Recent statements from former FBI Deputy Director Andrew McCabe have conservatives up in arms over what some consider to be an attempted coup d’etat by federal law enforcement officials.
The accusation comes after McCabe reportedly told CBS’ “60 Minutes” that there were discussions at the Department of Justice about getting rid of President Trump via the 25th amendment by recruiting the Vice President and members of the cabinet to agree that he was mentally unfit to finish his term.
The New York Times reports that “top Justice Department officials were so alarmed by President Trump’s decision in May 2017 to fire James Comey, the bureau’s director,” that they contacted several cabinet members to test their receptiveness to replacing the President.
CBS interviewer Scott Pelley said that was the most interesting thing about the interview, “The most illuminating and surprising thing in the interview to me were these eight days in May when all of these things were happening behind the scenes that the American people really didn’t know about.”
“There were meetings at the Justice Department at which it was discussed whether the vice president and a majority of the Cabinet could be brought together to remove the president of the United States under the 25th Amendment… These were the eight days from Comey’s firing to the point that Robert Mueller was appointed special counsel. And the highest levels of American law enforcement were trying to figure out what do with the president.”
Andrew McCabe also lent credibility to the rumor that the idea of agents wearing a wire when talking to the President. That was something that former Deputy Director Rod Rosenstein previously downplayed as a joke along with any mention of invoking the 25th amendment. However, McCabe reportedly insists that neither were a joking matter.
Whether it was a joke or not actually makes a huge difference as there is no legal basis for DOJ employees to be recruiting support to oust the commander-in-chief.
If it was not a joke then it is certainly not a laughing matter as instigating a coup against the sitting President of the United States is, arguably, treason.
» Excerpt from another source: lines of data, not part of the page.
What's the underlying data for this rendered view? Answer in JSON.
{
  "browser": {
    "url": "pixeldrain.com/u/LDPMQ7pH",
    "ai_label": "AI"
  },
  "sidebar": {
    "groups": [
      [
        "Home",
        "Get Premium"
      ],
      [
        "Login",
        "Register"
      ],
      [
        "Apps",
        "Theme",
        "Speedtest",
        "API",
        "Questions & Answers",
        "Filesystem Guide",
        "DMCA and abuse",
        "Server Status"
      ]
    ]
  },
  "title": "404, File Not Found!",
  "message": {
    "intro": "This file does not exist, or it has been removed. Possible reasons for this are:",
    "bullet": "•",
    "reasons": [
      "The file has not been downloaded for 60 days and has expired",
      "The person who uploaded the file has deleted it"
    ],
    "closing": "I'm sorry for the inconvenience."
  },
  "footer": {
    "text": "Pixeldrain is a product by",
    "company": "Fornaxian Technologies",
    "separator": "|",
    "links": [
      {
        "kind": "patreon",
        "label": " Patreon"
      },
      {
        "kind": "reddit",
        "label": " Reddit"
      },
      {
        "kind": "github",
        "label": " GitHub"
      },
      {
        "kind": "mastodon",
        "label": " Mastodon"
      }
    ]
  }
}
A spokesperson for Mr. McCabe later released a statement walking back his involvement or knowledge of such discussions.
McCabe was fired by then-Attorney General Jeff Sessions just days before his planned retirement. Sessions was fired by Trump promptly after the mid-term election.